* [RECORDS FOR THE EXERCISE]
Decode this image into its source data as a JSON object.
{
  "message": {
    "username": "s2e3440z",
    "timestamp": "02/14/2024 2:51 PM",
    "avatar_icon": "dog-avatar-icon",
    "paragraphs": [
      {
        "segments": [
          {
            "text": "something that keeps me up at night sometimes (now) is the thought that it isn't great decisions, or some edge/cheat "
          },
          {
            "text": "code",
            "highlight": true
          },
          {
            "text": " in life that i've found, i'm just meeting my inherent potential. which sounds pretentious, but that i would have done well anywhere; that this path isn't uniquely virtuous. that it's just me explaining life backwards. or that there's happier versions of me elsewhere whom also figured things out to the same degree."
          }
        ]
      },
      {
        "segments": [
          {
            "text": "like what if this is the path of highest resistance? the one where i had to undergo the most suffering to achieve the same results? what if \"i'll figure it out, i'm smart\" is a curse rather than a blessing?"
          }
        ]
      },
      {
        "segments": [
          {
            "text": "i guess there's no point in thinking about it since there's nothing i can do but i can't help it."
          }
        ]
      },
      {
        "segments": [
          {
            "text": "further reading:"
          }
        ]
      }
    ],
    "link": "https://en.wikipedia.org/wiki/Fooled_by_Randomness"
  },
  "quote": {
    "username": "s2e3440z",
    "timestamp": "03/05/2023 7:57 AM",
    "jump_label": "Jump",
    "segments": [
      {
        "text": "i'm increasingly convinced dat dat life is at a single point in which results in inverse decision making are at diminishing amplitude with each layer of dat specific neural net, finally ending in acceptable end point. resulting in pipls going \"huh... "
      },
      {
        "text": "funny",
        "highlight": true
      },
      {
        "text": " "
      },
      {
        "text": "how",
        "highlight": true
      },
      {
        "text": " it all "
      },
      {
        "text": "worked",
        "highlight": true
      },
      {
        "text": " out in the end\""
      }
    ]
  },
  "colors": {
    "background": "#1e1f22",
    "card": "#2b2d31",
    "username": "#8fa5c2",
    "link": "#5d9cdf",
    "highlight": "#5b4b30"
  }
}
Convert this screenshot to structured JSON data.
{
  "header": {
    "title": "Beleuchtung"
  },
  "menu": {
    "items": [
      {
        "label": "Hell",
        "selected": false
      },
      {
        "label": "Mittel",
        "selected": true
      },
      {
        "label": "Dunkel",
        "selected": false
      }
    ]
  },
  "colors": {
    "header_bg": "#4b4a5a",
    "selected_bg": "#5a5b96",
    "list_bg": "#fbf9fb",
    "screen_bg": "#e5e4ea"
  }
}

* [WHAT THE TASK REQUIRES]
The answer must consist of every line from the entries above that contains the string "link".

* [TASK ANSWER]
    "link": "https://en.wikipedia.org/wiki/Fooled_by_Randomness"
    "link": "#5d9cdf",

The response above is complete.